Everyone and their little sisters are advertising to “just pay what you actually use” these days. Whether we are talking about cell phone plans, plane trips, or MMORPGs – micropayments are more and more the way to go. There’s another debate on the topic of free-to-play games around the blogosphere these days, spearheaded by the ubiquitous Nils and argued against by Brian “Psychochild” Green. There are many good arguments either way, but frankly, I just hate being nickel-and-dimed.
I would probably save money with a pay-per-use cell phone plan compared to the flat rates I prefer, but I don’t want to make a cost/value analysis each time I wish to make a call or send a text message. The ability to simply call whoever I want as long as I want far outweighs the additional bit of money I might be paying for that freedom. Along the same lines, I feel cheated when airlines offer me a $5 snack and a $4 drink to go with my $50 fare but am fine with a $90 ticket that includes food and drink. Games work the same way.
I probably would have paid an additional €20 for Dragon Age: Origins if it had been that expensive, but I’m quite opposed to buying any of the downloadable content. By forcing me to make purchasing decisions over and over again, game companies drive me towards analyzing the intrinsic value of each piece of content I could acquire. Not only does that make me unhappy, (because I really just want to play, damnit) it also greatly increases the likelihood of me finding the offered content lacking and not buying the product in the end.
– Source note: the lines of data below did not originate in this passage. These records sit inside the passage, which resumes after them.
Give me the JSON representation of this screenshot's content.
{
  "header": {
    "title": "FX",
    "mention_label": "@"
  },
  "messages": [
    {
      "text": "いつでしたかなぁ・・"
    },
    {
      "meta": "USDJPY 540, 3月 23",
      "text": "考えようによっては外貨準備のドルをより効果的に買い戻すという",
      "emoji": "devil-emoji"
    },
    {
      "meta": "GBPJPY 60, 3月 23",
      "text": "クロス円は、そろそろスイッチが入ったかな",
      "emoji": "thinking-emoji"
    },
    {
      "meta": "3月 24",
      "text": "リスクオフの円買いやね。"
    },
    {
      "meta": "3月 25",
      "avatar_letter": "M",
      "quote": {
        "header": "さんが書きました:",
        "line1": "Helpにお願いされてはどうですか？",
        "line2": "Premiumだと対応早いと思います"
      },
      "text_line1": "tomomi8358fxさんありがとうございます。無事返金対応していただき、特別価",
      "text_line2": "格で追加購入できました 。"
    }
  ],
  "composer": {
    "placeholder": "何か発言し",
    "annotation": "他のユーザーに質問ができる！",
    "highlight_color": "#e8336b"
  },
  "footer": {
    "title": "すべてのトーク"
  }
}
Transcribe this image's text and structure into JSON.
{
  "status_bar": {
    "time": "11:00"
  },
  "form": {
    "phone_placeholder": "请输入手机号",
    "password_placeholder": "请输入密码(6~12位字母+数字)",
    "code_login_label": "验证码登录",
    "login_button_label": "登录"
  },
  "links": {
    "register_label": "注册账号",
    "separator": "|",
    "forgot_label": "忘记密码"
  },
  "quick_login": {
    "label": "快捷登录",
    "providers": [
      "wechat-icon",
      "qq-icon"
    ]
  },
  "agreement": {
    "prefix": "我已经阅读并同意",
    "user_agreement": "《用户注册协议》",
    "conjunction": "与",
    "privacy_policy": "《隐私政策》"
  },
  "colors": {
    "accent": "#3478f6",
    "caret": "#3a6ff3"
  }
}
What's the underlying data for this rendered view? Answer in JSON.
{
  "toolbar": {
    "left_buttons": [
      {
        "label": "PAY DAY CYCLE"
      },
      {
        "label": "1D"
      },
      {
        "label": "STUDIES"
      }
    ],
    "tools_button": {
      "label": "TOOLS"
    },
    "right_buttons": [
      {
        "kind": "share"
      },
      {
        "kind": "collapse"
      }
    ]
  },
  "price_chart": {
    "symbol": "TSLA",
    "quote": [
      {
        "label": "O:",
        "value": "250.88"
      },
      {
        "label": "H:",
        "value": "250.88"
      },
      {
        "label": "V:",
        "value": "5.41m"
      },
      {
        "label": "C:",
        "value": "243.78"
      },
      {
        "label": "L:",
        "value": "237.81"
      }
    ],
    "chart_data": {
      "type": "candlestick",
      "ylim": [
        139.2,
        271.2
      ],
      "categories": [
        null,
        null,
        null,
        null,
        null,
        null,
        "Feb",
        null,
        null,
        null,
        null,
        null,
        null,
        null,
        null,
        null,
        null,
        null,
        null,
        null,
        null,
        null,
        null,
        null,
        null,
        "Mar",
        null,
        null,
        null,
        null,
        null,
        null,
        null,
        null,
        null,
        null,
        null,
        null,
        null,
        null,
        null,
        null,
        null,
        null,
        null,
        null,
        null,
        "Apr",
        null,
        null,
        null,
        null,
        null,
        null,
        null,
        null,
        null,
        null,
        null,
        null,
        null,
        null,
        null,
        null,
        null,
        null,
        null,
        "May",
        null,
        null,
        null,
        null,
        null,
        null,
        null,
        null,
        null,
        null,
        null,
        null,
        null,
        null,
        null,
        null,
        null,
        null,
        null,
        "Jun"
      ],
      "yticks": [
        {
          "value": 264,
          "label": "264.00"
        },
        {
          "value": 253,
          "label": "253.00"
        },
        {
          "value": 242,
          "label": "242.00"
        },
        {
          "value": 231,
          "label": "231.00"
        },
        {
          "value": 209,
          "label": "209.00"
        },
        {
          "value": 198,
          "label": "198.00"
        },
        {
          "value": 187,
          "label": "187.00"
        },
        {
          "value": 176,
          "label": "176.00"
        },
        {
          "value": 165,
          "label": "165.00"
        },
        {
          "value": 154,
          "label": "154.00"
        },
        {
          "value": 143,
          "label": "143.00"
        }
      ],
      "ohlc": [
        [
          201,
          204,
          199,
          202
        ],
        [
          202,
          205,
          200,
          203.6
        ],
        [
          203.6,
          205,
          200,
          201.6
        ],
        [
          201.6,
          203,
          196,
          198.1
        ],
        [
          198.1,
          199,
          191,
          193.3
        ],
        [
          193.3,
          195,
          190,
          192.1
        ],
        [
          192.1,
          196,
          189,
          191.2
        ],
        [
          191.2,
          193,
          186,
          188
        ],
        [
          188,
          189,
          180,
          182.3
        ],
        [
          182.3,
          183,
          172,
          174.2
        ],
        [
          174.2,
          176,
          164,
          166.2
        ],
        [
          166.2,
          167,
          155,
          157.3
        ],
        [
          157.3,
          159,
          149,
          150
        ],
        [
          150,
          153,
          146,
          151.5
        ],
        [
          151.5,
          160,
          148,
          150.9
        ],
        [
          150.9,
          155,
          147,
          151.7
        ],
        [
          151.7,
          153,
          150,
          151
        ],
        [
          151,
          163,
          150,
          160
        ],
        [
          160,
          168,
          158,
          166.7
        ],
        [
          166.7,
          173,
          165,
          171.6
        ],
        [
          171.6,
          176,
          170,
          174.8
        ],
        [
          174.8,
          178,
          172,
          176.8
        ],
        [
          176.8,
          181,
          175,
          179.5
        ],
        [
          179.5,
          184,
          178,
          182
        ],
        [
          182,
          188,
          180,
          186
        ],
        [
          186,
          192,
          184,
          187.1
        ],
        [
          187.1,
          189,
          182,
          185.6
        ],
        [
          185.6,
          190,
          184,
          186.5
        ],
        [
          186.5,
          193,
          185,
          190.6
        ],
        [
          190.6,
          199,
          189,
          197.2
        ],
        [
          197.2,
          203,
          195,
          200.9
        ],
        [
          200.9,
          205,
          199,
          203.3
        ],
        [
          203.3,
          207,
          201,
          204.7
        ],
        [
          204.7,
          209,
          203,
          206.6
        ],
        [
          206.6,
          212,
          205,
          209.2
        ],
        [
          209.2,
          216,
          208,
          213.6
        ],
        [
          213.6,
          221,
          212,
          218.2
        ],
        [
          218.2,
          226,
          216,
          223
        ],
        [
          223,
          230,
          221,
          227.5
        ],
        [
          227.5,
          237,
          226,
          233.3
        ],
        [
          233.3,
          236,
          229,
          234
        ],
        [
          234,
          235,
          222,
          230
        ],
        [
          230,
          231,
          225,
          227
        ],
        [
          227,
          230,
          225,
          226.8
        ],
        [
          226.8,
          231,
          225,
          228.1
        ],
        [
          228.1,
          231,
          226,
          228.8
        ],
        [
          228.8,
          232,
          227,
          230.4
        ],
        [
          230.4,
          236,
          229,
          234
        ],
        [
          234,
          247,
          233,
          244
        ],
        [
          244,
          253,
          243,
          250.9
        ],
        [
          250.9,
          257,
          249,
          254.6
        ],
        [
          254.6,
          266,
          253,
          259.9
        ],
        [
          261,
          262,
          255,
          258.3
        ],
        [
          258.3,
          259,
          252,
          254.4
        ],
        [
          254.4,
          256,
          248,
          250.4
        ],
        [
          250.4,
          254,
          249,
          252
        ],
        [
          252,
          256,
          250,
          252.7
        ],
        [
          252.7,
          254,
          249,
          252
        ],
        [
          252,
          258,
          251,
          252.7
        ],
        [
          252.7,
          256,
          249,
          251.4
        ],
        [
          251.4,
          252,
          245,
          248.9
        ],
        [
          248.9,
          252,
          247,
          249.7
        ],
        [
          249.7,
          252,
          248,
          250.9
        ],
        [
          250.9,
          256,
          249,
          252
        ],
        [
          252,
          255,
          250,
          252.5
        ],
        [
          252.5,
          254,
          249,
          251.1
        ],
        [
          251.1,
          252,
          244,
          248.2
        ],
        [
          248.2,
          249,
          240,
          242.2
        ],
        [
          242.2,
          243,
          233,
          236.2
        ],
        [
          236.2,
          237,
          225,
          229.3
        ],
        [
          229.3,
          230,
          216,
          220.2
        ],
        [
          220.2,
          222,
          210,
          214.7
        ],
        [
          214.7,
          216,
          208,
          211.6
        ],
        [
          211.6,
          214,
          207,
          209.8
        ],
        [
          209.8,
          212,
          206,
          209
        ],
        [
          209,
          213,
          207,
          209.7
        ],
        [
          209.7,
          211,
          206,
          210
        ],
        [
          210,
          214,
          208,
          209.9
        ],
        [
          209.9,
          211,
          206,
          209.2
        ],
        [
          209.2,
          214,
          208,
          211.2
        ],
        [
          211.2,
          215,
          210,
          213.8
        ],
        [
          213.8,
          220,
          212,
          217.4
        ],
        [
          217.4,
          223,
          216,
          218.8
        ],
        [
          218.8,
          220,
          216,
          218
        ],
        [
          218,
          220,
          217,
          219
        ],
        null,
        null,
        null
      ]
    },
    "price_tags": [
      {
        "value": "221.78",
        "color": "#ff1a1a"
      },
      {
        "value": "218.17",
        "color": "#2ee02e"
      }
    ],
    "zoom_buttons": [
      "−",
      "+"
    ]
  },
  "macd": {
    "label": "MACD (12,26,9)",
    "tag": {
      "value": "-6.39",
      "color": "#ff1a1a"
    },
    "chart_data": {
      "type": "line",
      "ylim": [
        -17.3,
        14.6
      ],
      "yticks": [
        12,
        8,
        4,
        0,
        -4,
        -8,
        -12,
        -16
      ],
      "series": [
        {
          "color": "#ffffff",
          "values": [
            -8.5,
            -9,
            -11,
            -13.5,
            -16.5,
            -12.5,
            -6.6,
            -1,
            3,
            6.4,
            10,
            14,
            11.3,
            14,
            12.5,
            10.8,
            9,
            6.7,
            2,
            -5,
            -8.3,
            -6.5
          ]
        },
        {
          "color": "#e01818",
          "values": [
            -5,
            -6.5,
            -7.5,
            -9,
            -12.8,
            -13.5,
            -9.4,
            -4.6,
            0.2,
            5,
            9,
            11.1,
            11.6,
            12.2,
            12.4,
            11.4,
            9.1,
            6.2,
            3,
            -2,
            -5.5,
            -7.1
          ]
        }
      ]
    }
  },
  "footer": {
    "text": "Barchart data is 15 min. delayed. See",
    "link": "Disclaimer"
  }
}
Free-to-play games are far worse in that regard. If I had to choose between a World of Warcraft subscription for $15/month and a free-to-play pay-per-use kind of model which would average $10 a month in actual costs, I would choose the subscription plan every time. Not because this is logical (it is not) but because of the uninterrupted and carefree entertainment value it provides. In the same vein, I would probably pay for a Magic: the Gathering Online subscription if there was such a thing, but am rarely willing to spend actual money on the (pseudo-f2p) model they have.
I am quite aware that all companies will try to make money off of me the best way they can and trick me into spending more if they think it feasible, but my enjoyment is much higher if I don’t get reminded of that part of reality every time I play.
I’m aware that there is an opposite psychological effect that drives people towards f2p, but I feel that my demographic is often overlooked in the process. It doesn’t really matter to my finances whether I pay $5, $15, or $50 for an MMO that I enjoy but it matters a lot that I actually enjoy it. Obviously subscriptions don’t guarantee that (or I would still be playing WoW), but they take an important step towards that point.